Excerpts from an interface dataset
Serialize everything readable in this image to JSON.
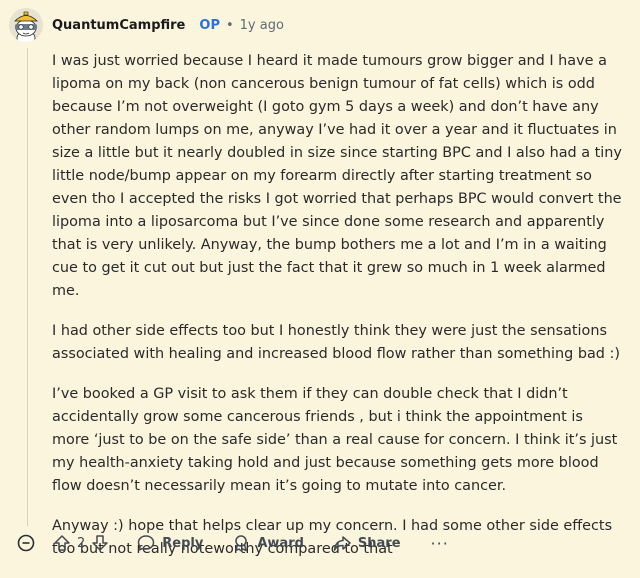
{
  "comment": {
    "username": "QuantumCampfire",
    "op_badge": "OP",
    "separator": "•",
    "time": "1y ago",
    "paragraphs": [
      "I was just worried because I heard it made tumours grow bigger and I have a lipoma on my back (non cancerous benign tumour of fat cells) which is odd because I’m not overweight (I goto gym 5 days a week) and don’t have any other random lumps on me, anyway I’ve had it over a year and it fluctuates in size a little but it nearly doubled in size since starting BPC and I also had a tiny little node/bump appear on my forearm directly after starting treatment so even tho I accepted the risks I got worried that perhaps BPC would convert the lipoma into a liposarcoma but I’ve since done some research and apparently that is very unlikely. Anyway, the bump bothers me a lot and I’m in a waiting cue to get it cut out but just the fact that it grew so much in 1 week alarmed me.",
      "I had other side effects too but I honestly think they were just the sensations associated with healing and increased blood flow rather than something bad :)",
      "I’ve booked a GP visit to ask them if they can double check that I didn’t accidentally grow some cancerous friends , but i think the appointment is more ‘just to be on the safe side’ than a real cause for concern. I think it’s just my health-anxiety taking hold and just because something gets more blood flow doesn’t necessarily mean it’s going to mutate into cancer.",
      "Anyway :) hope that helps clear up my concern. I had some other side effects too but not really noteworthy compared to that"
    ]
  },
  "actions": {
    "vote_count": "2",
    "reply_label": "Reply",
    "award_label": "Award",
    "share_label": "Share",
    "more_label": "···"
  },
  "icons": {
    "avatar": "snoo-avatar-icon",
    "collapse": "collapse-minus-icon",
    "upvote": "upvote-arrow-icon",
    "downvote": "downvote-arrow-icon",
    "reply": "speech-bubble-icon",
    "award": "award-ribbon-icon",
    "share": "share-arrow-icon"
  }
}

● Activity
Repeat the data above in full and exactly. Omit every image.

● Solution for this exercise
Serialize everything readable in this image to JSON.
{
  "comment": {
    "username": "QuantumCampfire",
    "op_badge": "OP",
    "separator": "•",
    "time": "1y ago",
    "paragraphs": [
      "I was just worried because I heard it made tumours grow bigger and I have a lipoma on my back (non cancerous benign tumour of fat cells) which is odd because I’m not overweight (I goto gym 5 days a week) and don’t have any other random lumps on me, anyway I’ve had it over a year and it fluctuates in size a little but it nearly doubled in size since starting BPC and I also had a tiny little node/bump appear on my forearm directly after starting treatment so even tho I accepted the risks I got worried that perhaps BPC would convert the lipoma into a liposarcoma but I’ve since done some research and apparently that is very unlikely. Anyway, the bump bothers me a lot and I’m in a waiting cue to get it cut out but just the fact that it grew so much in 1 week alarmed me.",
      "I had other side effects too but I honestly think they were just the sensations associated with healing and increased blood flow rather than something bad :)",
      "I’ve booked a GP visit to ask them if they can double check that I didn’t accidentally grow some cancerous friends , but i think the appointment is more ‘just to be on the safe side’ than a real cause for concern. I think it’s just my health-anxiety taking hold and just because something gets more blood flow doesn’t necessarily mean it’s going to mutate into cancer.",
      "Anyway :) hope that helps clear up my concern. I had some other side effects too but not really noteworthy compared to that"
    ]
  },
  "actions": {
    "vote_count": "2",
    "reply_label": "Reply",
    "award_label": "Award",
    "share_label": "Share",
    "more_label": "···"
  },
  "icons": {
    "avatar": "snoo-avatar-icon",
    "collapse": "collapse-minus-icon",
    "upvote": "upvote-arrow-icon",
    "downvote": "downvote-arrow-icon",
    "reply": "speech-bubble-icon",
    "award": "award-ribbon-icon",
    "share": "share-arrow-icon"
  }
}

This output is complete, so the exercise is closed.